It is very important that these guides include a maximum number of photos, illustrations and contain clear and concise summaries so that they can be understood by as many people as possible, in particular by people who are practically illiterate.
To be effective, the duration of the awareness period must be at least one year, even if the methods can last for a much shorter time. People must therefore be trained who will continue to increase awareness of their fellow citizens once the methods have been carried out.
Two points are fundamental in order to projects to be a success. On the one hand, the behaviour of the leaders who, while being present, place the community at the centre of the action and discussions (the leader is an enlightened facilitator). On the other hand, the development of a toolkit that takes the cultural characteristics of the communities into account and is updated and given life by the leaders.
1. As the guides are specific, they do not contain any superfluous information, the reader therefore really feels concerned.
2. Guides intended for specific professions (butchers, bartenders, etc.) can contain some technical information which would not be appropriate in a guide intended for the entire population. Specific guides are therefore more thorough.
These guides are not entirely suited for the illiterate. The many pedagogical illustrations are there in order to limit this disadvantage as much as possible.
The cost of a one-year awareness campaign is estimated to be a few thousand Euros (€5000 to 6000) for 10,000 inhabitants.
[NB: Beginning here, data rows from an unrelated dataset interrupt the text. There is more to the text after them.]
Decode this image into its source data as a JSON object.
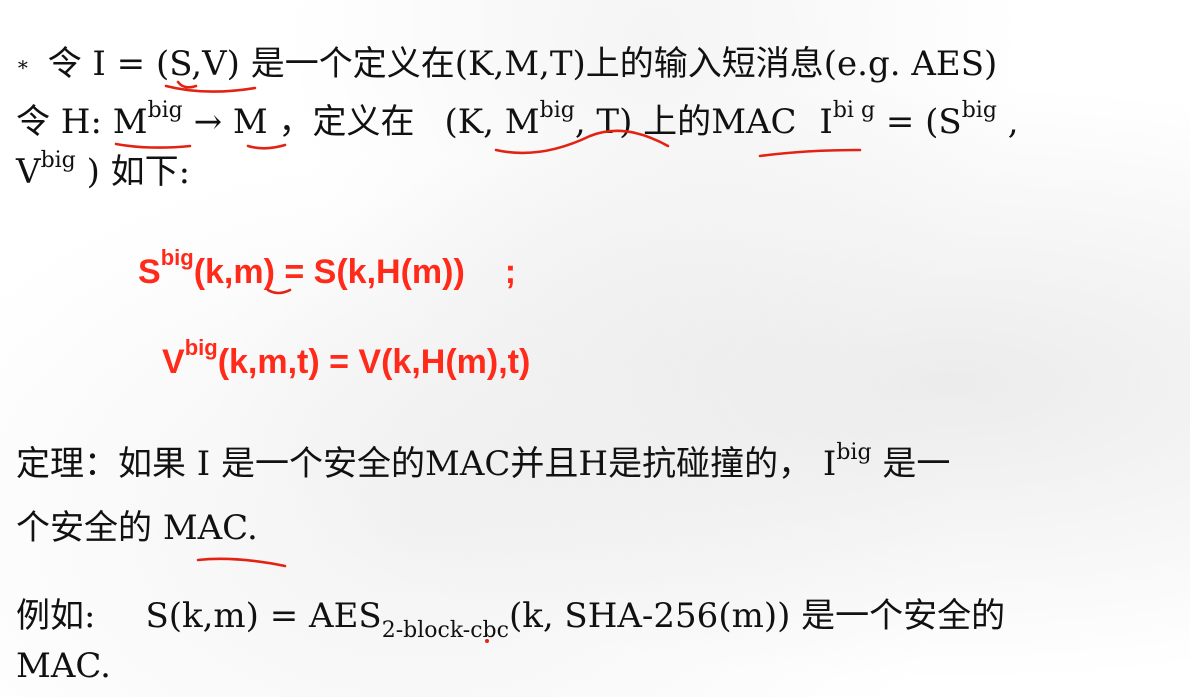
{
  "colors": {
    "text": "#111111",
    "formula": "#ff2a1a",
    "annotation": "#e32214"
  },
  "line1": {
    "bullet": "∗",
    "prefix": "令 I = ",
    "sv": "(S,V)",
    "suffix": " 是一个定义在(K,M,T)上的输入短消息(e.g. AES)"
  },
  "line2": {
    "t1": "令 H: ",
    "m": "M",
    "big": "big",
    "arrow": " → ",
    "m2": "M",
    "t2": " ，定义在",
    "k": "(K, M",
    "big2": "big",
    "t3": ", T)",
    "t4": " 上的",
    "mac": "MAC",
    "i": " I",
    "big3": "bi g",
    "t5": " = (S",
    "big4": "big",
    "t6": " ,"
  },
  "line3": {
    "v": "V",
    "big": "big",
    "t1": " ) 如下:"
  },
  "formula1": {
    "s": "S",
    "big": "big",
    "rest": "(k,m) = S(k,H(m))",
    "semicolon": ";"
  },
  "formula2": {
    "v": "V",
    "big": "big",
    "rest": "(k,m,t) = V(k,H(m),t)"
  },
  "theorem": {
    "t1": "定理：如果 I 是一个安全的MAC并且H是抗碰撞的， I",
    "big": "big",
    "t2": " 是一",
    "line2_prefix": "个安全的 ",
    "line2_mac": "MAC."
  },
  "example": {
    "label": "例如:",
    "t1": "S(k,m) = AES",
    "sub": "2-block-cbc",
    "t2": "(k,  SHA-256(m))  是一个安全的",
    "line2": "MAC."
  }
}
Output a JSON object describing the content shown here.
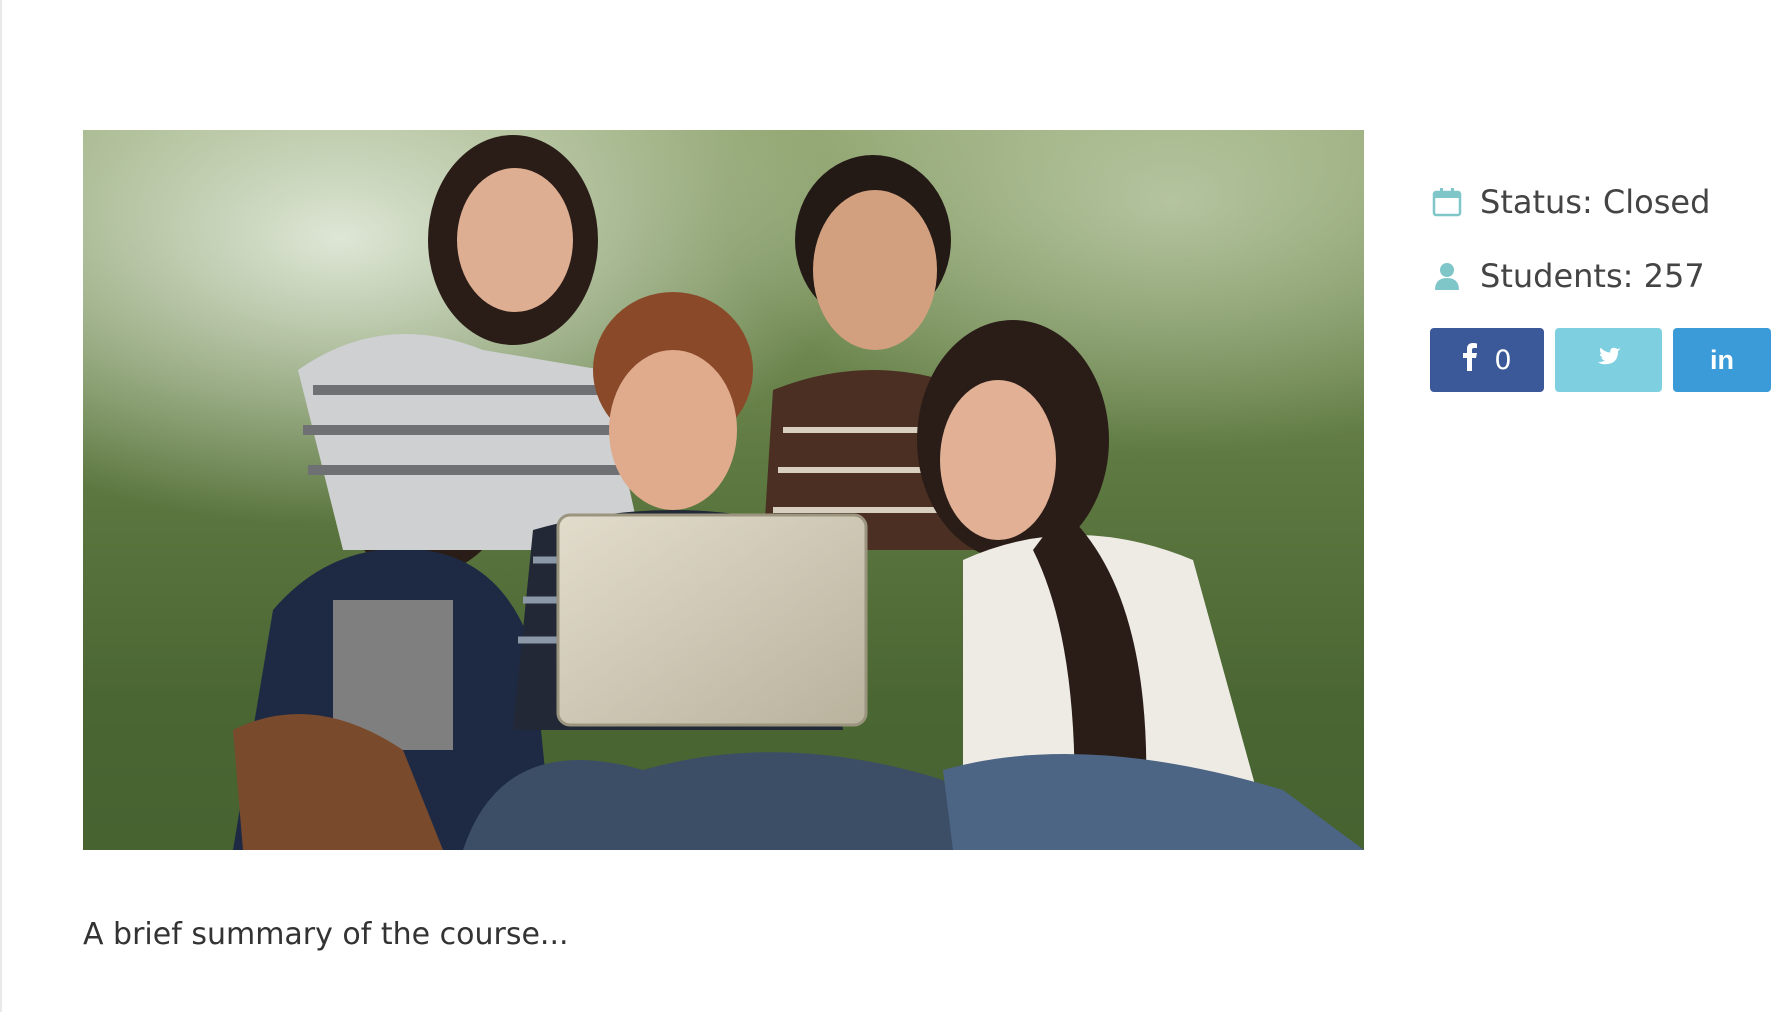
{
  "course": {
    "image_alt": "Group of students laughing around a laptop",
    "summary": "A brief summary of the course..."
  },
  "meta": {
    "status_label": "Status: Closed",
    "status_icon": "calendar-icon",
    "students_label": "Students: 257",
    "students_icon": "user-icon",
    "icon_color": "#7fc6c8"
  },
  "share": {
    "facebook": {
      "icon": "facebook-icon",
      "count": "0",
      "color": "#3b5998"
    },
    "twitter": {
      "icon": "twitter-icon",
      "color": "#7ecfe0"
    },
    "linkedin": {
      "icon": "linkedin-icon",
      "label": "in",
      "color": "#3b9bd9"
    }
  }
}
For example, the women employed by the EAST association in Africa are paid, in light of the low levels of remuneration locally, €2 for eight days of work per month (they scrub the waste water channels and also act as informants) and a little less than 100 people are needed for a town of 10,000 inhabitants.
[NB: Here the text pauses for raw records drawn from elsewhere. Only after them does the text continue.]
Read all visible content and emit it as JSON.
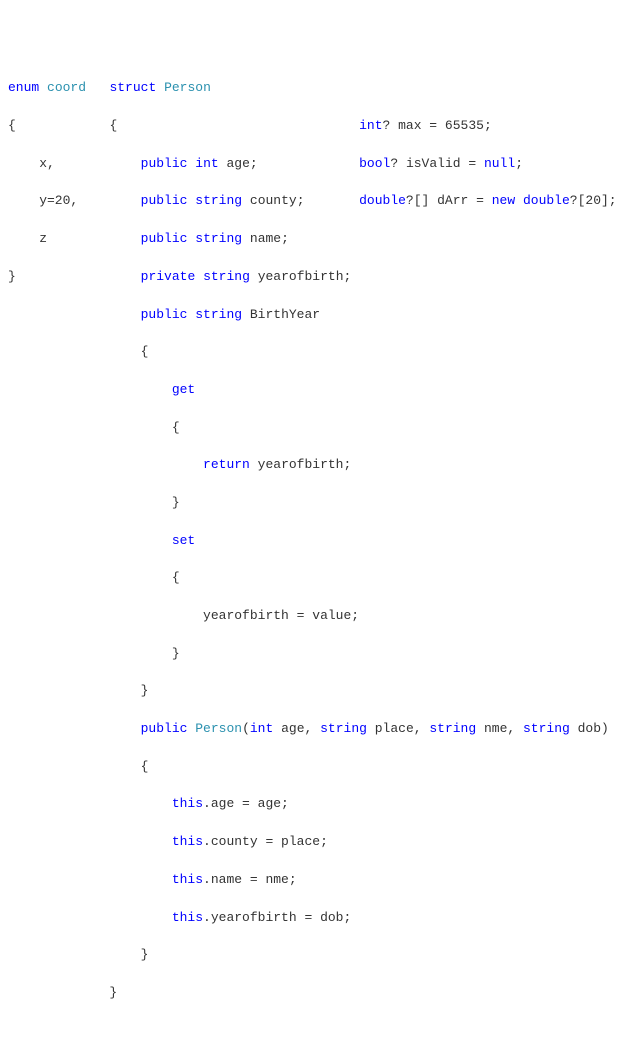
{
  "col1": {
    "l1a": "enum",
    "l1b": "coord",
    "l2": "{",
    "l3": "    x,",
    "l4": "    y=20,",
    "l5": "    z",
    "l6": "}"
  },
  "col2": {
    "l1a": "struct",
    "l1b": "Person",
    "l2": "{",
    "l3a": "public",
    "l3b": "int",
    "l3c": "age;",
    "l4a": "public",
    "l4b": "string",
    "l4c": "county;",
    "l5a": "public",
    "l5b": "string",
    "l5c": "name;",
    "l6a": "private",
    "l6b": "string",
    "l6c": "yearofbirth;",
    "l7a": "public",
    "l7b": "string",
    "l7c": "BirthYear",
    "l8": "{",
    "l9": "get",
    "l10": "{",
    "l11a": "return",
    "l11b": "yearofbirth;",
    "l12": "}",
    "l13": "set",
    "l14": "{",
    "l15": "yearofbirth = value;",
    "l16": "}",
    "l17": "}",
    "l18a": "public",
    "l18b": "Person",
    "l18c": "(",
    "l18d": "int",
    "l18e": "age, ",
    "l18f": "string",
    "l18g": "place, ",
    "l18h": "string",
    "l18i": "nme, ",
    "l18j": "string",
    "l18k": "dob)",
    "l19": "{",
    "l20a": "this",
    "l20b": ".age = age;",
    "l21a": "this",
    "l21b": ".county = place;",
    "l22a": "this",
    "l22b": ".name = nme;",
    "l23a": "this",
    "l23b": ".yearofbirth = dob;",
    "l24": "}",
    "l25": "}"
  },
  "col3": {
    "l1a": "int",
    "l1b": "? max = ",
    "l1c": "65535",
    "l1d": ";",
    "l2a": "bool",
    "l2b": "? isValid = ",
    "l2c": "null",
    "l2d": ";",
    "l3a": "double",
    "l3b": "?[] dArr = ",
    "l3c": "new",
    "l3d": " ",
    "l3e": "double",
    "l3f": "?[",
    "l3g": "20",
    "l3h": "];"
  }
}
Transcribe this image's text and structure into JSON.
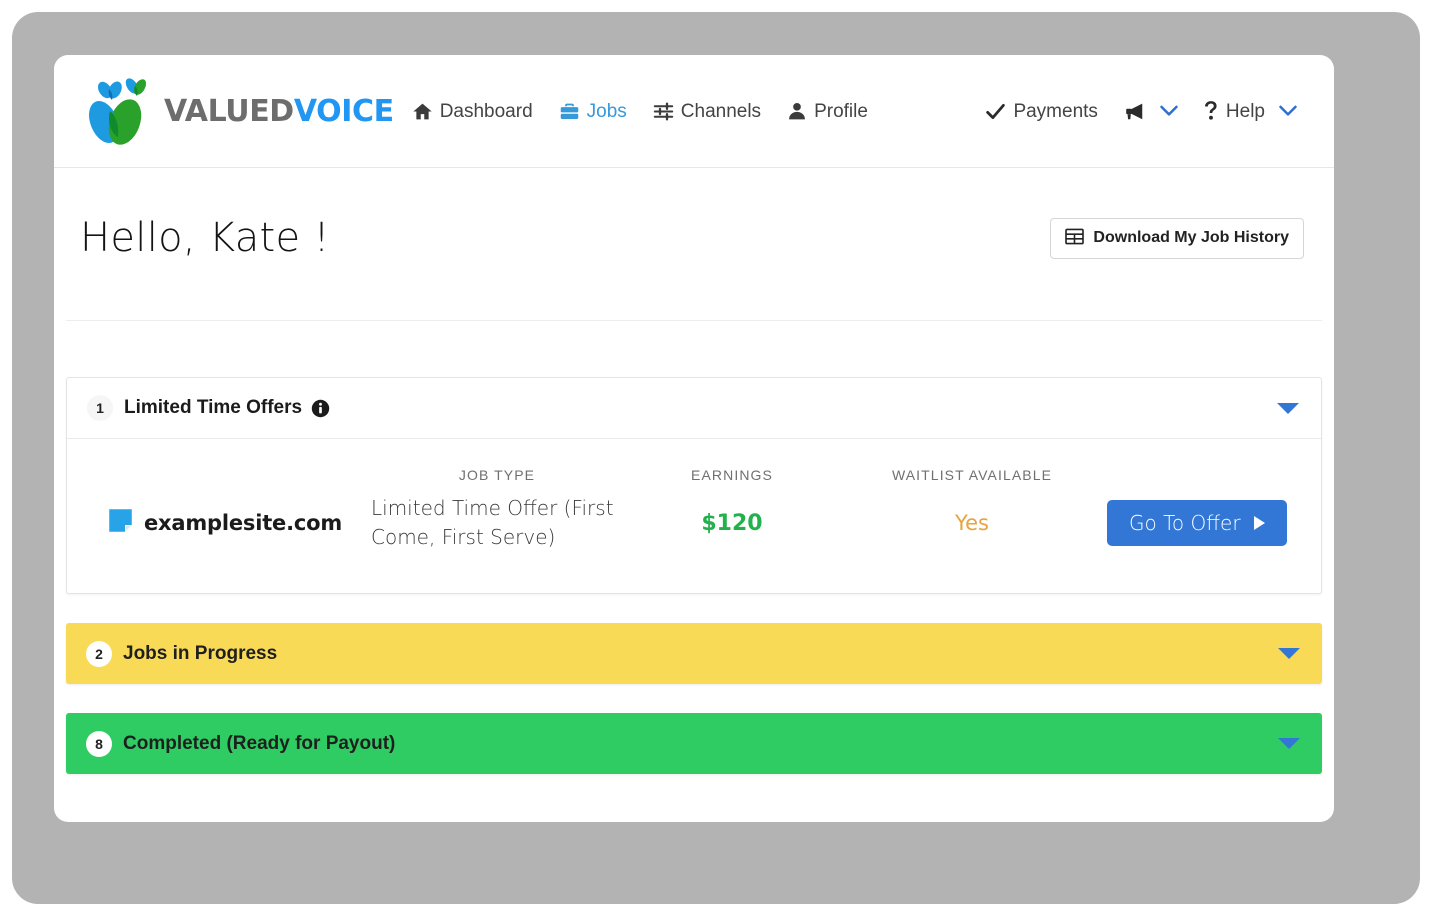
{
  "brand": {
    "name_part1": "VALUED",
    "name_part2": "VOICE",
    "logo_icon": "valuedvoice-leaf-logo",
    "color_blue": "#2196f3",
    "color_green": "#2aa12a",
    "color_gray_text": "#6d6d6d"
  },
  "nav": {
    "left_items": [
      {
        "label": "Dashboard",
        "icon": "home-icon",
        "active": false
      },
      {
        "label": "Jobs",
        "icon": "briefcase-icon",
        "active": true
      },
      {
        "label": "Channels",
        "icon": "sliders-icon",
        "active": false
      },
      {
        "label": "Profile",
        "icon": "user-icon",
        "active": false
      }
    ],
    "right_items": [
      {
        "label": "Payments",
        "icon": "check-icon",
        "has_chevron": false
      },
      {
        "label": "",
        "icon": "megaphone-icon",
        "has_chevron": true
      },
      {
        "label": "Help",
        "icon": "question-mark-icon",
        "has_chevron": true
      }
    ]
  },
  "greeting": {
    "text": "Hello, Kate !",
    "download_button": {
      "label": "Download My Job History",
      "icon": "table-grid-icon"
    }
  },
  "sections": [
    {
      "count": "1",
      "title": "Limited Time Offers",
      "has_info_icon": true,
      "info_icon": "info-circle-icon",
      "chevron_icon": "chevron-down-icon",
      "expanded": true,
      "bar_color": "#ffffff"
    },
    {
      "count": "2",
      "title": "Jobs in Progress",
      "has_info_icon": false,
      "chevron_icon": "chevron-down-icon",
      "expanded": false,
      "bar_color": "#f9da57"
    },
    {
      "count": "8",
      "title": "Completed (Ready for Payout)",
      "has_info_icon": false,
      "chevron_icon": "chevron-down-icon",
      "expanded": false,
      "bar_color": "#2ecc62"
    }
  ],
  "offers_table": {
    "columns": [
      "",
      "JOB TYPE",
      "EARNINGS",
      "WAITLIST AVAILABLE",
      ""
    ],
    "rows": [
      {
        "site_icon": "sticky-note-icon",
        "site_name": "examplesite.com",
        "job_type": "Limited Time Offer (First Come, First Serve)",
        "earnings": "$120",
        "earnings_color": "#22b14c",
        "waitlist_available": "Yes",
        "waitlist_color": "#e8a33d",
        "action_label": "Go To Offer",
        "action_icon": "play-arrow-icon"
      }
    ]
  }
}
Of course this cost can very substantially but a cost of about €1 for two inhabitants can be retained. This cost can become more affordable if grants are obtained or if any revenue can be derived from the measures set up. As such, the salary of the women paid by EAST comes in part from revenues from the public latrines installed by the association.
It is also very important when setting up budgets to take inflation rates into account, as these can be very high in certain developing countries.
The EAST association directed by Doctor MONJOUR has developed specific sanitary guides intended for certain merchants in Madagascar. The images below are extracts from two of them, the one intended for butcher shops and the other intended for "gargottes" (the local grocery shops)
Hygiene guide for "gargottes"
These methods are not of course miracle recipes and often they are only tools participating in a more global approach. It is in particular essential before starting a project to have three surveys taken by specialists :
- A survey on the existing situation : sanitary, technique, economic (then require participation that is in line with the means) and political (know the forces that exist at the local level, in particular the town hall).
- A survey on the knowledge of the population, its level of education.
- A survey of the Ethno-sociological type on the practices, customs and behaviours of the population.
- French Red Cross
"Awareness, information and education of populations on water problems Guide to methods". Document available (online) at :
- Multimania : Examples of use of various participatory methods in Africa :
UNICEF Handbook on Water Quality
New York, 2008
UNICEF_in English_ Booklet on Water quality and the promotion of HYGIENE _pages 76 to 84_WQ_Handbook_final_signed_16_April_2008